A Colorado woman survived five days in the cold Rocky Mountain wilderness after her car plunged off a parkway when she swerved to avoid a herd of deer.
Cynthia Hoover sustained 11 broken ribs and vertebrae, as well as a punctured lung in the accident. Dehydrated and alone, she managed to stay alive by sucking the moisture from her own hair.
"She was scared most of the time because at night, when she was out there, she could hear all the wild animals," Rhonda Adams, her sister, told ABC's affilate KMGH-TV. "But what really kept her motivated was her family. She kept having these thoughts of, 'I'm going to die here alone, but I've got to fight for my kids and my family.'"
Her son, Ron Daniel, said his mother is a "very strong woman" and was lucky to survive.
After nearly a week of her grueling ordeal, Hoover stumbled upon a mining operation tour group on Sept. 15 and was rescued. She was airlifted to St. Anthony's Hospital in Denver and though at first listed as critical, is now in fair condition.
ABC's affiliate KMGH in Denver said Hoover was heading home on the Central City Parkway Sept. 10 when her Volkswagen Passat rolled 350 feet, down a steep hilliside and landed on its roof.
The car could not be seen from the road, which connects Interstate 70 with Central City in the heart of the Rocky Mountains.

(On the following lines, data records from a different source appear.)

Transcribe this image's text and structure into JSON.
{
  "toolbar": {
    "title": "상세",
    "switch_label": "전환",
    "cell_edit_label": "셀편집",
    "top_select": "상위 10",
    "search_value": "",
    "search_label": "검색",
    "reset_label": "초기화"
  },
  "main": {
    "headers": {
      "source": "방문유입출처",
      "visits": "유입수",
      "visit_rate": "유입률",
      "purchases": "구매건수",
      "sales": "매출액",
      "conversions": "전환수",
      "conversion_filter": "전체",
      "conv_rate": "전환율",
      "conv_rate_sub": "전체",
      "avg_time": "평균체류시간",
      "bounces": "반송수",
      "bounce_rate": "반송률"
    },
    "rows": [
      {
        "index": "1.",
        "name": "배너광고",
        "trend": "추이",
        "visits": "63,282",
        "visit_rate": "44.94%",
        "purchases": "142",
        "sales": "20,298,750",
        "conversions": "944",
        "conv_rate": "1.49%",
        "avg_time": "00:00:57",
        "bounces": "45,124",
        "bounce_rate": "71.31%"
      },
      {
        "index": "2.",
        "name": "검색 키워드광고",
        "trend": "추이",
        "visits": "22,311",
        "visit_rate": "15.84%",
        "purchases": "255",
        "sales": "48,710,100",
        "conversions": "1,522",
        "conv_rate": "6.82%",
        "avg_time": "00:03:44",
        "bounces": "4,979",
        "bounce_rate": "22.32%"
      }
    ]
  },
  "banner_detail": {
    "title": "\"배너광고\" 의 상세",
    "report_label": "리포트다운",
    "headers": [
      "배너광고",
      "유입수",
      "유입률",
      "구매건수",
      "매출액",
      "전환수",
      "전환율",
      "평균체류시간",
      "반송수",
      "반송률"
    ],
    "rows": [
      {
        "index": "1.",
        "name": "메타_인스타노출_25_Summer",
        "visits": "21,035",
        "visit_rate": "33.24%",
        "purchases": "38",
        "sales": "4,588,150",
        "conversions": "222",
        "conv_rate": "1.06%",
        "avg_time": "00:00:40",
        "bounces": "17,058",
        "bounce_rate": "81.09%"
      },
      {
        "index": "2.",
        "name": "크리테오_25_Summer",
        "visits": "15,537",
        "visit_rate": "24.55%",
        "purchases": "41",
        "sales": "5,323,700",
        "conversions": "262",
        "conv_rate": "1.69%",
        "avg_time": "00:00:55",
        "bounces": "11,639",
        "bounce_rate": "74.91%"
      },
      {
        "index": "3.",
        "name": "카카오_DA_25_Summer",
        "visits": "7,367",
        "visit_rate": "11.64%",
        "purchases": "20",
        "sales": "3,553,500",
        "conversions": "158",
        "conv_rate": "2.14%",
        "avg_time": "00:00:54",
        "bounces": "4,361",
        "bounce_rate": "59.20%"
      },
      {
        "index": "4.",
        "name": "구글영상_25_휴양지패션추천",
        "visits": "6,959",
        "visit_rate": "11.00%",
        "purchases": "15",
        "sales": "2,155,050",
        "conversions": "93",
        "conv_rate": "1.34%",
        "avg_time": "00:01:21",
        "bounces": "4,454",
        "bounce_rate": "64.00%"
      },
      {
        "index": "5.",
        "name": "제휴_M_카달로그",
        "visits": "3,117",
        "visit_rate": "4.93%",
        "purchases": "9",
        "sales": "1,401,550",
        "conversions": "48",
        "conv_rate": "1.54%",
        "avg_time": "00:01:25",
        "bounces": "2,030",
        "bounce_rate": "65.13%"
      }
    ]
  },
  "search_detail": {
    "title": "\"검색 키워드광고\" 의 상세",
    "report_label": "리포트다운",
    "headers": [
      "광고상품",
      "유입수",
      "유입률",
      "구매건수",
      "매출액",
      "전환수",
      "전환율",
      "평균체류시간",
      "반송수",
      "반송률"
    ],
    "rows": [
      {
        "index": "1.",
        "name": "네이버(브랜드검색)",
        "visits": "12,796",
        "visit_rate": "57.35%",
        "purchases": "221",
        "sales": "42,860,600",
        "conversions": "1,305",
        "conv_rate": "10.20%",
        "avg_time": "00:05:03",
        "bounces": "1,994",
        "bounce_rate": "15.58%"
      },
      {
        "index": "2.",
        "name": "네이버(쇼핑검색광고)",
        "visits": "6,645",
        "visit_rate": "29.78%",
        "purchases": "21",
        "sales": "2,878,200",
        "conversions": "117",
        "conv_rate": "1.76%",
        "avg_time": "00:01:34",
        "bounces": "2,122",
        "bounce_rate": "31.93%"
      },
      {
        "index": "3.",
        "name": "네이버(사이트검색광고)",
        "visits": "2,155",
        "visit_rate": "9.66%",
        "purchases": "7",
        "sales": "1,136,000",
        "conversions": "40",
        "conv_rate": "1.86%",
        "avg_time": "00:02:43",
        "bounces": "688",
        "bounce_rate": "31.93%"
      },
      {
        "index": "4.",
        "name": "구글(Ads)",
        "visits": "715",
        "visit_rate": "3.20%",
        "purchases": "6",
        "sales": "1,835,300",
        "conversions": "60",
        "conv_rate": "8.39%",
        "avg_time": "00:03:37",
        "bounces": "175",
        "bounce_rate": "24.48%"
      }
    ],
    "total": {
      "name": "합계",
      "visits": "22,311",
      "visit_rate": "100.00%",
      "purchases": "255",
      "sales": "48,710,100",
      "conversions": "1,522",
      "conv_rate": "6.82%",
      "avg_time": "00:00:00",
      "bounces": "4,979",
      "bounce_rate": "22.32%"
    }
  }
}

Hoover waited for help, but none came.
The family told KMGH that they did not report Hoover missing because she often traveled alone on trips.
Because Hoover was so badly injured, she used a golf club from the car to try to crawl up the hill to the highway above her in her bare feet. Apparently unable to climb the incline, she turned around and crawled to a mining operation below.
Later, Hoover said that she planned to use the golf club to fight off animals that never came.
Rain, sleet, hail and cold temperatures arrived with a cold front on the weekend. Eventually, she was able to crawl within 450 feet of the mining operation where she could hear people's voices.
Hoover yelled twice for help and someone responded. Jon Northern was conducting a tour of the Hidee Gold mining operation that day for tourists who had decided to stay for an extra day.
At first, Northern could not see Hoover behind the hillside, but when he found her, called his manager Chris Stone for help and a first-aid kit.
"All I heard them say was, 'Jon needs you right away. He needs first aid,' so I thought Jon had been injured," Stone told ABC.
Stone grabbed the first-aid kit and headed up the hill. He said she was in bad shape when he saw her, purple eyes and her mouth filled with dirt from crawling with her head on the ground.
"When I got there, we covered her with blankets and tried to make her as comfortable as possible until emergency units arrived," Stone said. "She kept saying, 'I've been here since Thursday, I've been here since Thursday.'"
Stone said she didn't know what day it was, and he didn't tell her because he didn't want to alarm her. Hoover was so "purple and bruised" that he had intially thought she had been beaten and left to die.
"Rest easy now, we're here," Stone said he told her. He said she was very thirsty and the blood from her injuries had caked on her.
Central City Fire Chief Gary Allen was one of the first to arrive after the 911 call was made. He told the ABC affiliate that in his 34 years he had never seen such a remarkable survival story.
"She used up three or four miracles," Allen told KMGH. "She survived the initial crash, she survived the elements and she was heard by people conducting mine tours."
About the same time Hoover was stranded in the wilderness, a 21-year-old Ohio hiker was discovered dead at the bottom of a 300-foot cliff in rugged terrain southwestern Colorado, according to The Associated Press.
Joshua Gulvas had been hiking with his father Weminuche Wilderness north of Durango. More than 35 people, including friends from Ohio who came to help, searched a 32-square mile area in cold temperatures, heavy rain and lightning storms.